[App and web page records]
--

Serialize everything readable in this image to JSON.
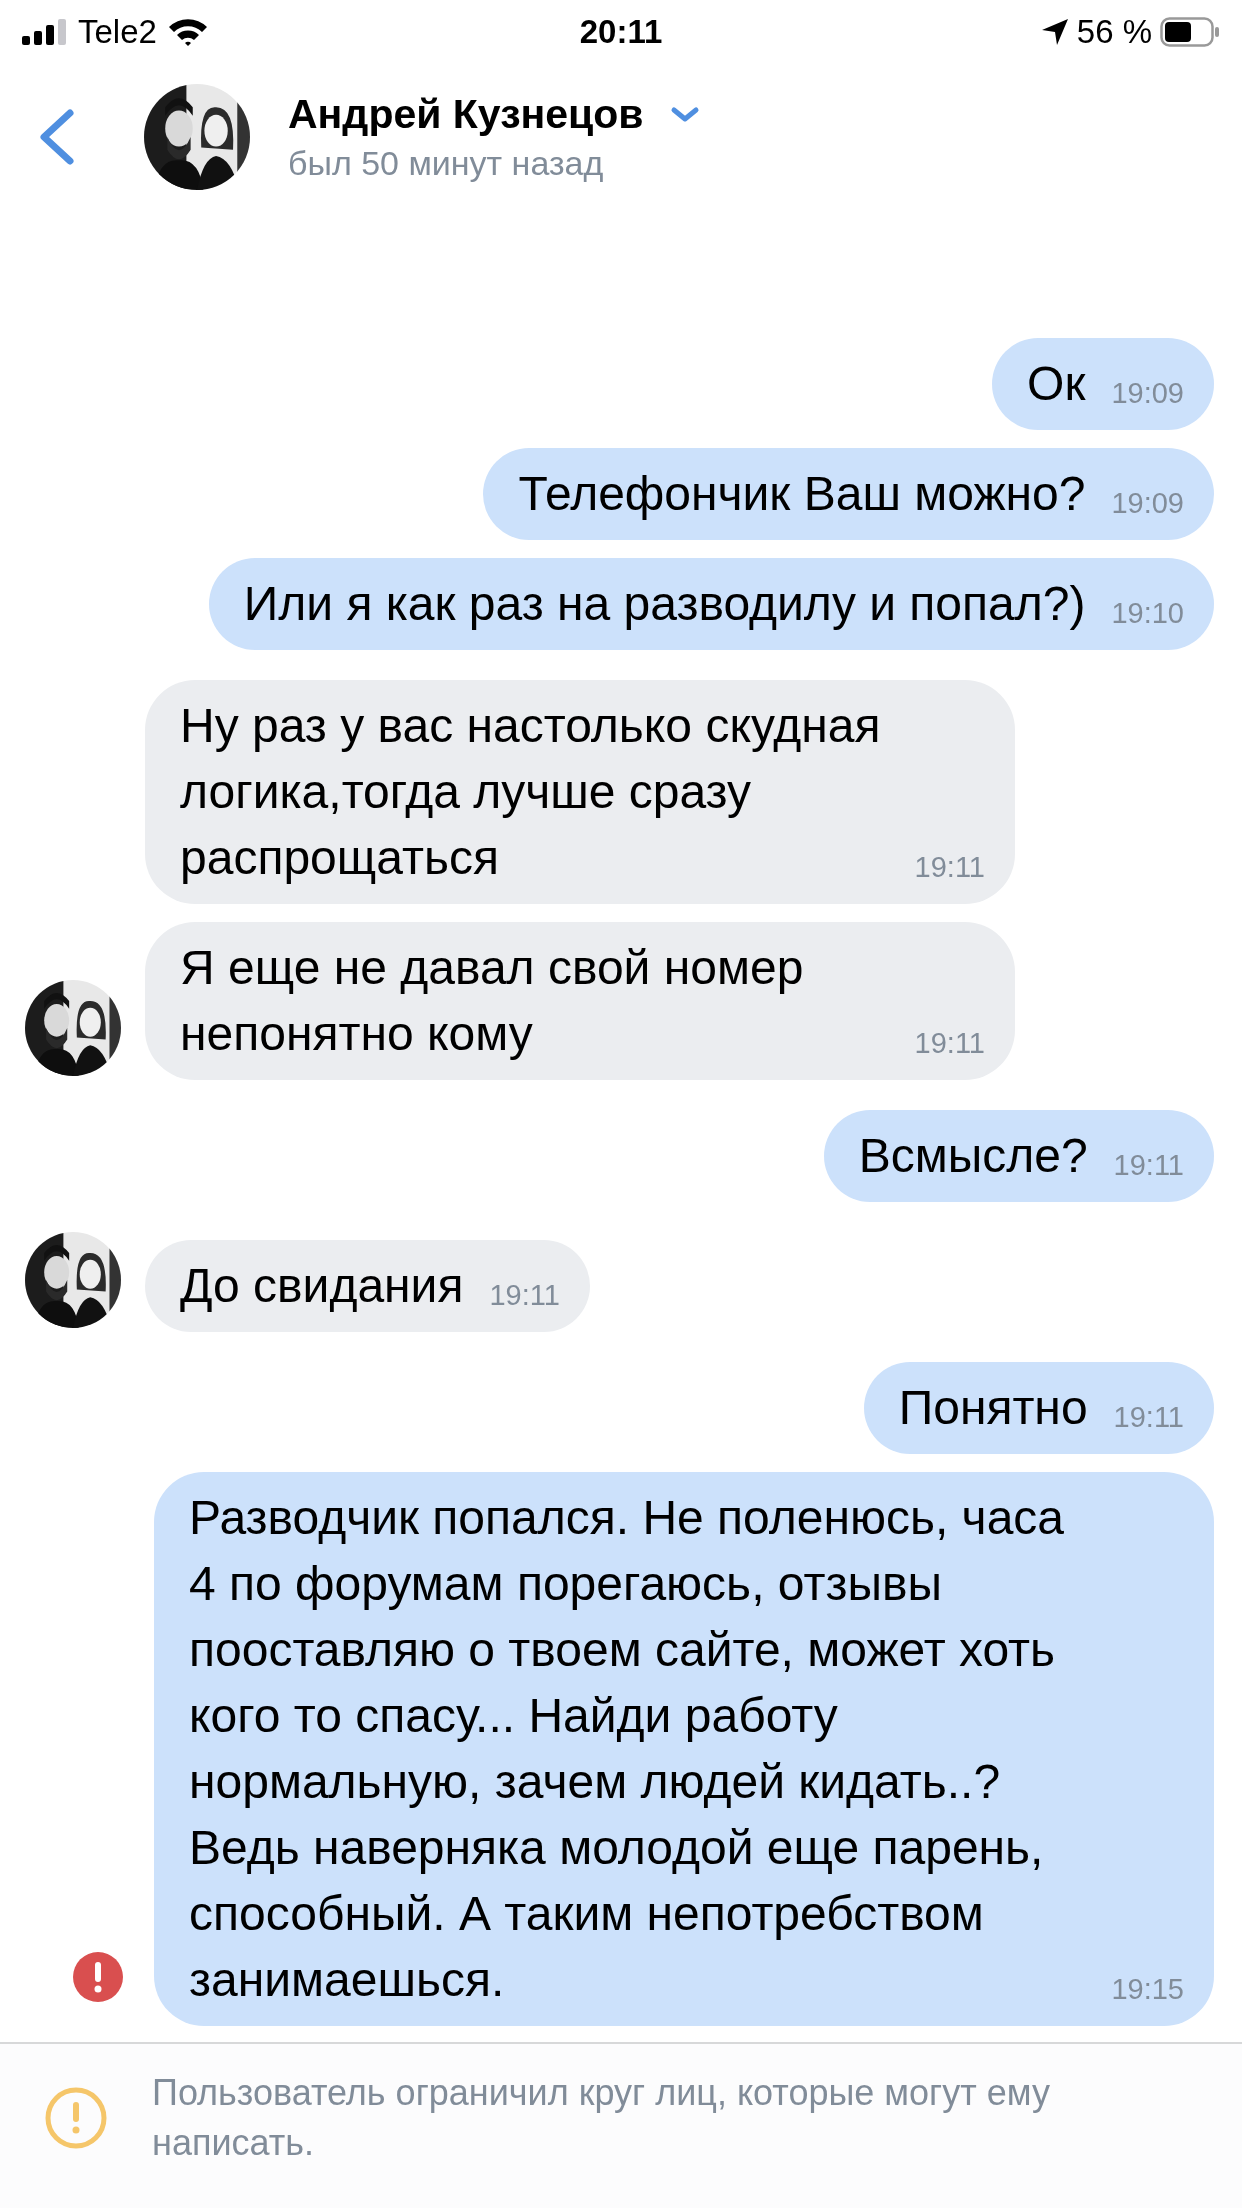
{
  "status_bar": {
    "carrier": "Tele2",
    "time": "20:11",
    "battery": "56 %"
  },
  "header": {
    "name": "Андрей Кузнецов",
    "status": "был 50 минут назад"
  },
  "messages": [
    {
      "kind": "out",
      "text": "Ок",
      "time": "19:09",
      "avatar": false,
      "error": false
    },
    {
      "kind": "out",
      "text": "Телефончик Ваш можно?",
      "time": "19:09",
      "avatar": false,
      "error": false
    },
    {
      "kind": "out",
      "text": "Или я как раз на разводилу и попал?)",
      "time": "19:10",
      "avatar": false,
      "error": false
    },
    {
      "kind": "in",
      "text": "Ну раз у вас настолько скудная логика,тогда лучше сразу распрощаться",
      "time": "19:11",
      "avatar": false,
      "error": false
    },
    {
      "kind": "in",
      "text": "Я еще не давал свой номер непонятно кому",
      "time": "19:11",
      "avatar": true,
      "error": false
    },
    {
      "kind": "out",
      "text": "Всмысле?",
      "time": "19:11",
      "avatar": false,
      "error": false
    },
    {
      "kind": "in",
      "text": "До свидания",
      "time": "19:11",
      "avatar": true,
      "error": false
    },
    {
      "kind": "out",
      "text": "Понятно",
      "time": "19:11",
      "avatar": false,
      "error": false
    },
    {
      "kind": "out",
      "text": "Разводчик попался. Не поленюсь, часа 4 по форумам порегаюсь, отзывы пооставляю о твоем сайте, может хоть кого то спасу... Найди работу нормальную, зачем людей кидать..? Ведь наверняка молодой еще парень, способный. А таким непотребством занимаешься.",
      "time": "19:15",
      "avatar": false,
      "error": true
    }
  ],
  "footer": {
    "notice": "Пользователь ограничил круг лиц, которые могут ему написать."
  }
}
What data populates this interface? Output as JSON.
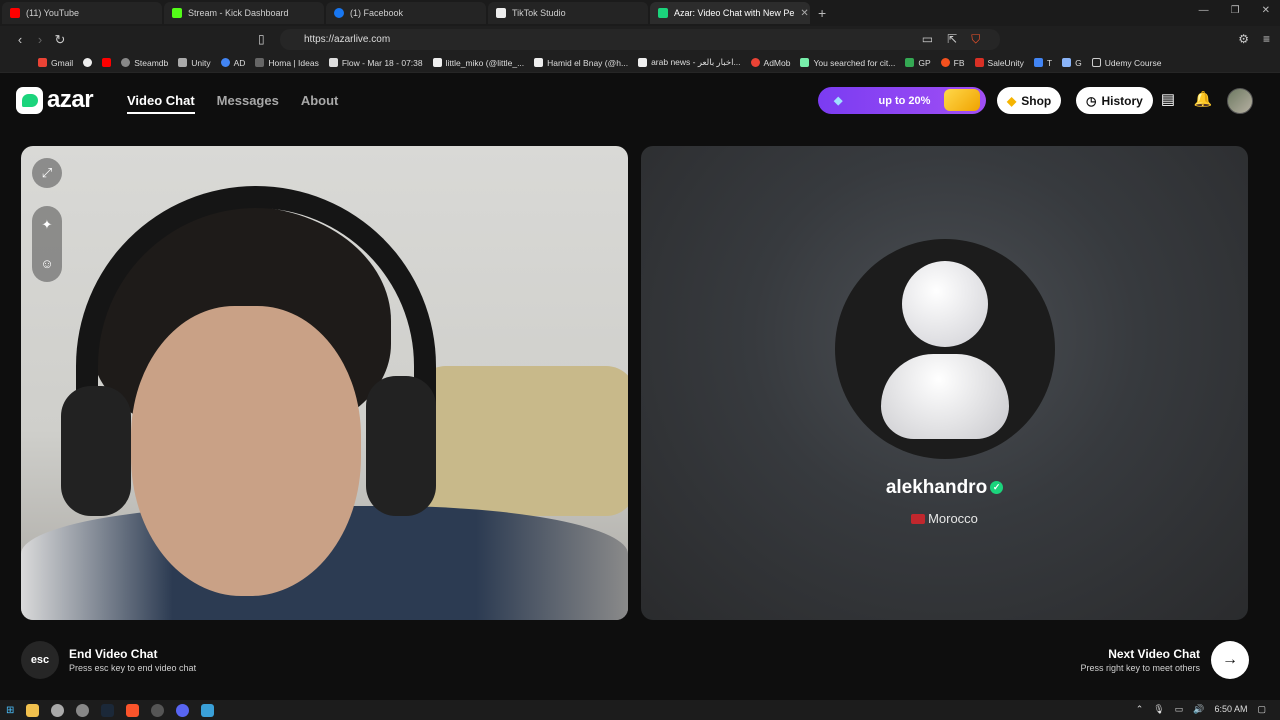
{
  "browser": {
    "tabs": [
      {
        "title": "(11) YouTube",
        "color": "#ff0000",
        "active": false
      },
      {
        "title": "Stream - Kick Dashboard",
        "color": "#53fc18",
        "active": false
      },
      {
        "title": "(1) Facebook",
        "color": "#1877f2",
        "active": false
      },
      {
        "title": "TikTok Studio",
        "color": "#ffffff",
        "active": false
      },
      {
        "title": "Azar: Video Chat with New Pe",
        "color": "#1bd47c",
        "active": true
      }
    ],
    "url": "https://azarlive.com",
    "bookmarks": [
      "Gmail",
      "",
      "",
      "Steamdb",
      "Unity",
      "AD",
      "Homa | Ideas",
      "Flow - Mar 18 - 07:38",
      "little_miko (@little_...",
      "Hamid el Bnay (@h...",
      "arab news - اخبار بالعر...",
      "AdMob",
      "You searched for cit...",
      "GP",
      "FB",
      "SaleUnity",
      "T",
      "G",
      "Udemy Course"
    ]
  },
  "site": {
    "logo_text": "azar",
    "nav": [
      {
        "label": "Video Chat",
        "active": true
      },
      {
        "label": "Messages",
        "active": false
      },
      {
        "label": "About",
        "active": false
      }
    ],
    "promo_label": "up to 20%",
    "shop_label": "Shop",
    "history_label": "History"
  },
  "remote": {
    "name": "alekhandro",
    "country": "Morocco"
  },
  "controls": {
    "esc_label": "esc",
    "end_title": "End Video Chat",
    "end_sub": "Press esc key to end video chat",
    "next_title": "Next Video Chat",
    "next_sub": "Press right key to meet others"
  },
  "taskbar": {
    "time": "6:50 AM"
  }
}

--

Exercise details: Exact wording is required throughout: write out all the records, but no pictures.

Solution to the exercise:
Serialize everything readable in this image to JSON.
{
  "status_bar": {
    "carrier": "Tele2",
    "time": "20:11",
    "battery": "56 %"
  },
  "header": {
    "name": "Андрей Кузнецов",
    "status": "был 50 минут назад"
  },
  "messages": [
    {
      "kind": "out",
      "text": "Ок",
      "time": "19:09",
      "avatar": false,
      "error": false
    },
    {
      "kind": "out",
      "text": "Телефончик Ваш можно?",
      "time": "19:09",
      "avatar": false,
      "error": false
    },
    {
      "kind": "out",
      "text": "Или я как раз на разводилу и попал?)",
      "time": "19:10",
      "avatar": false,
      "error": false
    },
    {
      "kind": "in",
      "text": "Ну раз у вас настолько скудная логика,тогда лучше сразу распрощаться",
      "time": "19:11",
      "avatar": false,
      "error": false
    },
    {
      "kind": "in",
      "text": "Я еще не давал свой номер непонятно кому",
      "time": "19:11",
      "avatar": true,
      "error": false
    },
    {
      "kind": "out",
      "text": "Всмысле?",
      "time": "19:11",
      "avatar": false,
      "error": false
    },
    {
      "kind": "in",
      "text": "До свидания",
      "time": "19:11",
      "avatar": true,
      "error": false
    },
    {
      "kind": "out",
      "text": "Понятно",
      "time": "19:11",
      "avatar": false,
      "error": false
    },
    {
      "kind": "out",
      "text": "Разводчик попался. Не поленюсь, часа 4 по форумам порегаюсь, отзывы пооставляю о твоем сайте, может хоть кого то спасу... Найди работу нормальную, зачем людей кидать..? Ведь наверняка молодой еще парень, способный. А таким непотребством занимаешься.",
      "time": "19:15",
      "avatar": false,
      "error": true
    }
  ],
  "footer": {
    "notice": "Пользователь ограничил круг лиц, которые могут ему написать."
  }
}
What data populates this interface? Output as JSON.
{
  "browser": {
    "tabs": [
      {
        "title": "(11) YouTube",
        "color": "#ff0000",
        "active": false
      },
      {
        "title": "Stream - Kick Dashboard",
        "color": "#53fc18",
        "active": false
      },
      {
        "title": "(1) Facebook",
        "color": "#1877f2",
        "active": false
      },
      {
        "title": "TikTok Studio",
        "color": "#ffffff",
        "active": false
      },
      {
        "title": "Azar: Video Chat with New Pe",
        "color": "#1bd47c",
        "active": true
      }
    ],
    "url": "https://azarlive.com",
    "bookmarks": [
      "Gmail",
      "",
      "",
      "Steamdb",
      "Unity",
      "AD",
      "Homa | Ideas",
      "Flow - Mar 18 - 07:38",
      "little_miko (@little_...",
      "Hamid el Bnay (@h...",
      "arab news - اخبار بالعر...",
      "AdMob",
      "You searched for cit...",
      "GP",
      "FB",
      "SaleUnity",
      "T",
      "G",
      "Udemy Course"
    ]
  },
  "site": {
    "logo_text": "azar",
    "nav": [
      {
        "label": "Video Chat",
        "active": true
      },
      {
        "label": "Messages",
        "active": false
      },
      {
        "label": "About",
        "active": false
      }
    ],
    "promo_label": "up to 20%",
    "shop_label": "Shop",
    "history_label": "History"
  },
  "remote": {
    "name": "alekhandro",
    "country": "Morocco"
  },
  "controls": {
    "esc_label": "esc",
    "end_title": "End Video Chat",
    "end_sub": "Press esc key to end video chat",
    "next_title": "Next Video Chat",
    "next_sub": "Press right key to meet others"
  },
  "taskbar": {
    "time": "6:50 AM"
  }
}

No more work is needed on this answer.